As a parent, learning to let go of control is challenging. Kids spend much of their day in school and you can’t take up residence at the adjacent desk. It’s difficult not knowing what’s going on with them 24/7. To ease your anxiety, good communication is a must.
“Listen to your kids, be curious and ask questions,” Adams advises. You may be spending less time together, but you can still stay tuned in to their interests. And while you’re at it, nurture some interests of your own, she says. If you don't spend time alone, you won't know who you are anymore. So practice self-care and set a good example for your children at the same time by pursuing personal passions.
It’s gratifying to see the results of your earlier teachings – such as kindness, respect, creativity and achievement – take seed and grow, and this is the stage where that really happens. “It fills my heart with great pride to see what an amazing person my teenager is becoming,” Cristina enthuses. Maggy, mom to two twentysomething sons, says she enjoys their holiday homecomings because “I love to listen to them interact with one another. Despite the sibling rivalries they had growing up, their bond of brotherly love is very apparent.”
Stepping back to let your children follow their own paths is the move you need to make at this stage, no matter how much you’d like to continue to chart their life’s course for them! Instead, let them tell you who they are rather than telling them who to be.
Trials & Tribulations
Rest assured, when your kids are going through a difficult phase, it’s natural to wish they were at a different stage of development. We also tend to favor the stage that plays to our strengths; maybe you feel comfortable dealing with your kids as infants but fear the terrible twos (and threes). Or you may sometimes wish that your children could grow up overnight, so you could communicate with them more rationally and on an adult level.

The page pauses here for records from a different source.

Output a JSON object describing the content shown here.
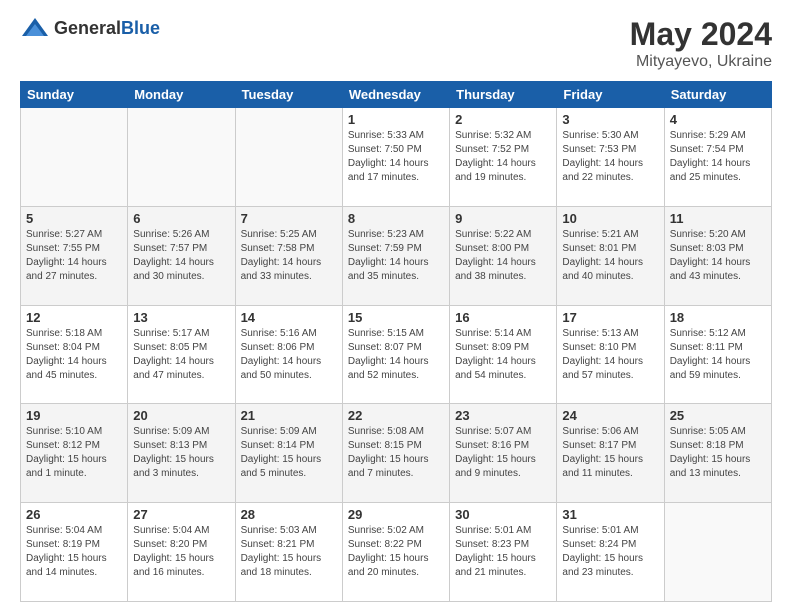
{
  "header": {
    "logo": {
      "general": "General",
      "blue": "Blue"
    },
    "title": "May 2024",
    "location": "Mityayevo, Ukraine"
  },
  "days_of_week": [
    "Sunday",
    "Monday",
    "Tuesday",
    "Wednesday",
    "Thursday",
    "Friday",
    "Saturday"
  ],
  "weeks": [
    [
      {
        "day": "",
        "info": ""
      },
      {
        "day": "",
        "info": ""
      },
      {
        "day": "",
        "info": ""
      },
      {
        "day": "1",
        "info": "Sunrise: 5:33 AM\nSunset: 7:50 PM\nDaylight: 14 hours\nand 17 minutes."
      },
      {
        "day": "2",
        "info": "Sunrise: 5:32 AM\nSunset: 7:52 PM\nDaylight: 14 hours\nand 19 minutes."
      },
      {
        "day": "3",
        "info": "Sunrise: 5:30 AM\nSunset: 7:53 PM\nDaylight: 14 hours\nand 22 minutes."
      },
      {
        "day": "4",
        "info": "Sunrise: 5:29 AM\nSunset: 7:54 PM\nDaylight: 14 hours\nand 25 minutes."
      }
    ],
    [
      {
        "day": "5",
        "info": "Sunrise: 5:27 AM\nSunset: 7:55 PM\nDaylight: 14 hours\nand 27 minutes."
      },
      {
        "day": "6",
        "info": "Sunrise: 5:26 AM\nSunset: 7:57 PM\nDaylight: 14 hours\nand 30 minutes."
      },
      {
        "day": "7",
        "info": "Sunrise: 5:25 AM\nSunset: 7:58 PM\nDaylight: 14 hours\nand 33 minutes."
      },
      {
        "day": "8",
        "info": "Sunrise: 5:23 AM\nSunset: 7:59 PM\nDaylight: 14 hours\nand 35 minutes."
      },
      {
        "day": "9",
        "info": "Sunrise: 5:22 AM\nSunset: 8:00 PM\nDaylight: 14 hours\nand 38 minutes."
      },
      {
        "day": "10",
        "info": "Sunrise: 5:21 AM\nSunset: 8:01 PM\nDaylight: 14 hours\nand 40 minutes."
      },
      {
        "day": "11",
        "info": "Sunrise: 5:20 AM\nSunset: 8:03 PM\nDaylight: 14 hours\nand 43 minutes."
      }
    ],
    [
      {
        "day": "12",
        "info": "Sunrise: 5:18 AM\nSunset: 8:04 PM\nDaylight: 14 hours\nand 45 minutes."
      },
      {
        "day": "13",
        "info": "Sunrise: 5:17 AM\nSunset: 8:05 PM\nDaylight: 14 hours\nand 47 minutes."
      },
      {
        "day": "14",
        "info": "Sunrise: 5:16 AM\nSunset: 8:06 PM\nDaylight: 14 hours\nand 50 minutes."
      },
      {
        "day": "15",
        "info": "Sunrise: 5:15 AM\nSunset: 8:07 PM\nDaylight: 14 hours\nand 52 minutes."
      },
      {
        "day": "16",
        "info": "Sunrise: 5:14 AM\nSunset: 8:09 PM\nDaylight: 14 hours\nand 54 minutes."
      },
      {
        "day": "17",
        "info": "Sunrise: 5:13 AM\nSunset: 8:10 PM\nDaylight: 14 hours\nand 57 minutes."
      },
      {
        "day": "18",
        "info": "Sunrise: 5:12 AM\nSunset: 8:11 PM\nDaylight: 14 hours\nand 59 minutes."
      }
    ],
    [
      {
        "day": "19",
        "info": "Sunrise: 5:10 AM\nSunset: 8:12 PM\nDaylight: 15 hours\nand 1 minute."
      },
      {
        "day": "20",
        "info": "Sunrise: 5:09 AM\nSunset: 8:13 PM\nDaylight: 15 hours\nand 3 minutes."
      },
      {
        "day": "21",
        "info": "Sunrise: 5:09 AM\nSunset: 8:14 PM\nDaylight: 15 hours\nand 5 minutes."
      },
      {
        "day": "22",
        "info": "Sunrise: 5:08 AM\nSunset: 8:15 PM\nDaylight: 15 hours\nand 7 minutes."
      },
      {
        "day": "23",
        "info": "Sunrise: 5:07 AM\nSunset: 8:16 PM\nDaylight: 15 hours\nand 9 minutes."
      },
      {
        "day": "24",
        "info": "Sunrise: 5:06 AM\nSunset: 8:17 PM\nDaylight: 15 hours\nand 11 minutes."
      },
      {
        "day": "25",
        "info": "Sunrise: 5:05 AM\nSunset: 8:18 PM\nDaylight: 15 hours\nand 13 minutes."
      }
    ],
    [
      {
        "day": "26",
        "info": "Sunrise: 5:04 AM\nSunset: 8:19 PM\nDaylight: 15 hours\nand 14 minutes."
      },
      {
        "day": "27",
        "info": "Sunrise: 5:04 AM\nSunset: 8:20 PM\nDaylight: 15 hours\nand 16 minutes."
      },
      {
        "day": "28",
        "info": "Sunrise: 5:03 AM\nSunset: 8:21 PM\nDaylight: 15 hours\nand 18 minutes."
      },
      {
        "day": "29",
        "info": "Sunrise: 5:02 AM\nSunset: 8:22 PM\nDaylight: 15 hours\nand 20 minutes."
      },
      {
        "day": "30",
        "info": "Sunrise: 5:01 AM\nSunset: 8:23 PM\nDaylight: 15 hours\nand 21 minutes."
      },
      {
        "day": "31",
        "info": "Sunrise: 5:01 AM\nSunset: 8:24 PM\nDaylight: 15 hours\nand 23 minutes."
      },
      {
        "day": "",
        "info": ""
      }
    ]
  ]
}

When those wishful thinking moments happen, tell yourself to reflect on the joys of today and remember that being a mom is – and always will be – an everyday challenge. “My 7-year-old is very strong-willed,” says Nona. “But when she curls up with me while we read Fancy Nancy, I realize that those tough moments pass.”